I was especially intrigued by her characterization of industrial, monocrop agriculture as “biotic cleansing,” because its repetitive clear-plant-harvest model, which kills even microorganisms, runs entirely counter to the intricate, diversity-driven, perennial plant-dominated workings of nature.
“Agriculture is a wound,” she says, that nature is constantly trying to repair.
“It’s a war every single year,” Keith says. “When we get out there and clear, we’re driving out the plants and animals that need a home. This is a nice way to say extinction. It’s been constant drawdown — of soil, species and water. It’s been 10,000 years, and we’ve trashed the planet. Now we’re out of continents. The human race is at the edge of the cliff.”
As she sees it, “We are going to have to give up agriculture if this planet has any hope.”
You know, that’s not so far-fetched, especially when you see where modern ag is headed, with GMOs and corporate control of seeds, rampant use of deadly chemicals and factory farms that subject animals to the most abhorrent conditions. And when you get right down to it, feeding people is secondary. The primary motive is profit.

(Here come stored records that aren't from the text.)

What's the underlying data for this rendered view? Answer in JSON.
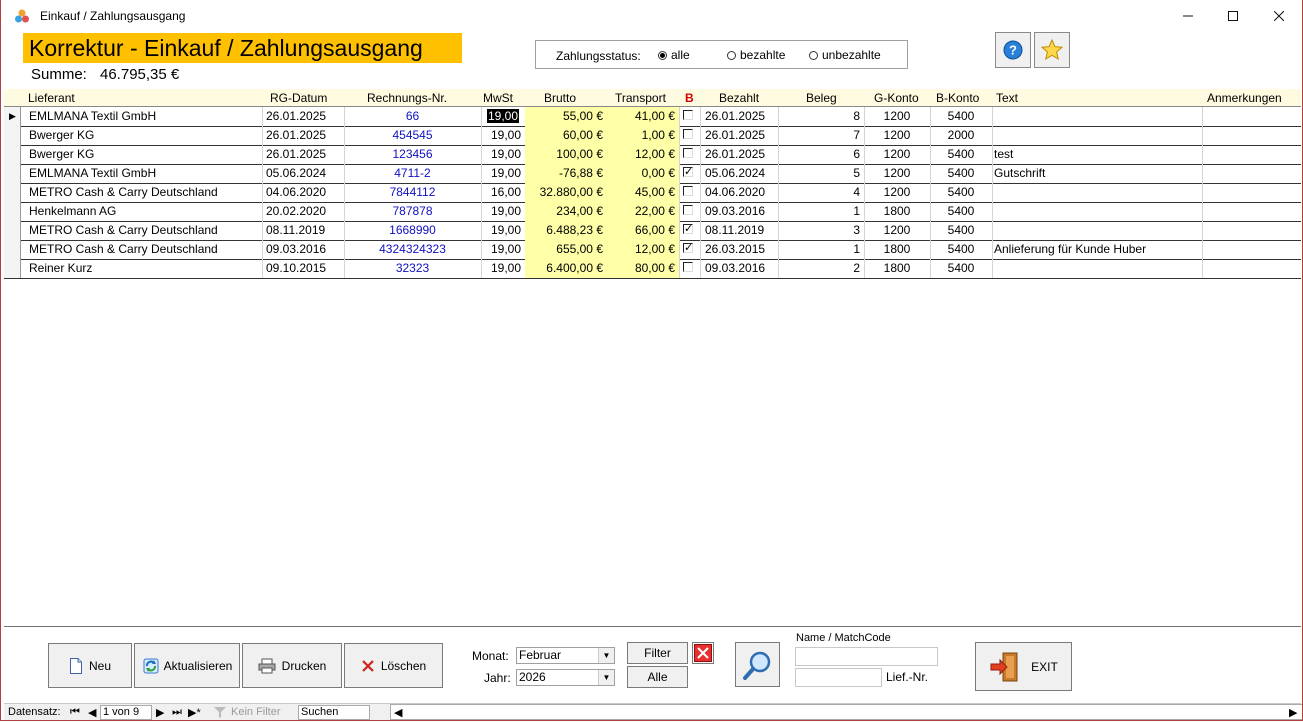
{
  "window": {
    "title": "Einkauf / Zahlungsausgang"
  },
  "header": {
    "title": "Korrektur - Einkauf / Zahlungsausgang",
    "summe_label": "Summe:",
    "summe_value": "46.795,35 €"
  },
  "status": {
    "label": "Zahlungsstatus:",
    "options": [
      "alle",
      "bezahlte",
      "unbezahlte"
    ],
    "selected": "alle"
  },
  "columns": [
    "Lieferant",
    "RG-Datum",
    "Rechnungs-Nr.",
    "MwSt",
    "Brutto",
    "Transport",
    "B",
    "Bezahlt",
    "Beleg",
    "G-Konto",
    "B-Konto",
    "Text",
    "Anmerkungen"
  ],
  "rows": [
    {
      "lieferant": "EMLMANA Textil GmbH",
      "datum": "26.01.2025",
      "nr": "66",
      "mwst": "19,00",
      "brutto": "55,00 €",
      "transport": "41,00 €",
      "b": false,
      "bezahlt": "26.01.2025",
      "beleg": "8",
      "gkonto": "1200",
      "bkonto": "5400",
      "text": "",
      "anm": ""
    },
    {
      "lieferant": "Bwerger KG",
      "datum": "26.01.2025",
      "nr": "454545",
      "mwst": "19,00",
      "brutto": "60,00 €",
      "transport": "1,00 €",
      "b": false,
      "bezahlt": "26.01.2025",
      "beleg": "7",
      "gkonto": "1200",
      "bkonto": "2000",
      "text": "",
      "anm": ""
    },
    {
      "lieferant": "Bwerger KG",
      "datum": "26.01.2025",
      "nr": "123456",
      "mwst": "19,00",
      "brutto": "100,00 €",
      "transport": "12,00 €",
      "b": false,
      "bezahlt": "26.01.2025",
      "beleg": "6",
      "gkonto": "1200",
      "bkonto": "5400",
      "text": "test",
      "anm": ""
    },
    {
      "lieferant": "EMLMANA Textil GmbH",
      "datum": "05.06.2024",
      "nr": "4711-2",
      "mwst": "19,00",
      "brutto": "-76,88 €",
      "transport": "0,00 €",
      "b": true,
      "bezahlt": "05.06.2024",
      "beleg": "5",
      "gkonto": "1200",
      "bkonto": "5400",
      "text": "Gutschrift",
      "anm": ""
    },
    {
      "lieferant": "METRO Cash & Carry Deutschland",
      "datum": "04.06.2020",
      "nr": "7844112",
      "mwst": "16,00",
      "brutto": "32.880,00 €",
      "transport": "45,00 €",
      "b": false,
      "bezahlt": "04.06.2020",
      "beleg": "4",
      "gkonto": "1200",
      "bkonto": "5400",
      "text": "",
      "anm": ""
    },
    {
      "lieferant": "Henkelmann AG",
      "datum": "20.02.2020",
      "nr": "787878",
      "mwst": "19,00",
      "brutto": "234,00 €",
      "transport": "22,00 €",
      "b": false,
      "bezahlt": "09.03.2016",
      "beleg": "1",
      "gkonto": "1800",
      "bkonto": "5400",
      "text": "",
      "anm": ""
    },
    {
      "lieferant": "METRO Cash & Carry Deutschland",
      "datum": "08.11.2019",
      "nr": "1668990",
      "mwst": "19,00",
      "brutto": "6.488,23 €",
      "transport": "66,00 €",
      "b": true,
      "bezahlt": "08.11.2019",
      "beleg": "3",
      "gkonto": "1200",
      "bkonto": "5400",
      "text": "",
      "anm": ""
    },
    {
      "lieferant": "METRO Cash & Carry Deutschland",
      "datum": "09.03.2016",
      "nr": "4324324323",
      "mwst": "19,00",
      "brutto": "655,00 €",
      "transport": "12,00 €",
      "b": true,
      "bezahlt": "26.03.2015",
      "beleg": "1",
      "gkonto": "1800",
      "bkonto": "5400",
      "text": "Anlieferung für Kunde Huber",
      "anm": ""
    },
    {
      "lieferant": "Reiner Kurz",
      "datum": "09.10.2015",
      "nr": "32323",
      "mwst": "19,00",
      "brutto": "6.400,00 €",
      "transport": "80,00 €",
      "b": false,
      "bezahlt": "09.03.2016",
      "beleg": "2",
      "gkonto": "1800",
      "bkonto": "5400",
      "text": "",
      "anm": ""
    }
  ],
  "buttons": {
    "neu": "Neu",
    "aktualisieren": "Aktualisieren",
    "drucken": "Drucken",
    "loeschen": "Löschen",
    "filter": "Filter",
    "alle": "Alle",
    "exit": "EXIT"
  },
  "filters": {
    "monat_label": "Monat:",
    "monat_value": "Februar",
    "jahr_label": "Jahr:",
    "jahr_value": "2026",
    "name_label": "Name / MatchCode",
    "name_value": "",
    "lief_label": "Lief.-Nr.",
    "lief_value": ""
  },
  "nav": {
    "label": "Datensatz:",
    "position": "1 von 9",
    "filter": "Kein Filter",
    "search": "Suchen"
  }
}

Consider this statement by Keith:
“We took 60 million bison in this country and turned them into 40 million tortured cows and destroyed the continent in the process. It doesn’t even make any sense. But this is the insanity of industrial civilization.”
The link to her video was sent to me last week, but I found it in my in-box only yesterday, after writing a post about predictions that food prices will be climbing as demand grows and production wanes, throwing ever more people into poverty.
Agriculture, it seems, is already on the ropes.
But how, the interviewer asked Keith, are we going to feed the planet’s 7 billion human inhabitants if we give up modern agriculture?
“Nothing that we do is going to feed the 7 billion,” Keith replied. "The question is whether we’ll have a soft landing or a crash. We could have a soft landing, but I don’t see any evidence that we’re going to. I think the privileged are going to hang on to theirs until the very last moment.”
The answer, as she sees it, is to repair the world’s grasslands and forests, restore the animal cohorts that belong there and rejoin it as an integral part of a closed loop system – or to use a better term, a living community.
While we don’t have prairies or native game animals on this island, just imagine the diversity of food-producing life that could be generated if the forests and lowlands were restored.
In the process, we could also address climate change associated with global warming. If just 75 percent of the world’s trashed ag lands were restored as functioning grasslands and forests with animals, “within 15 years we could sequester all of the carbon produced since the beginning of the industrial age,” Keith says.
While Keith presented a rather dark view of the future, given our propensity to live in denial, she did point to the one really positive note for all of us who are committed to environmental stewardship, social justice and changing the course of this crazy, mixed up, “civilized” world.
“Frankly,” Keith said, “we just have to get out of the way. Nature will do the work for us.”
So perhaps the place to start, in getting from here to there, is understanding and supporting the workings of nature, and putting a stop to the ongoing destruction of the ecosystems that sustain us.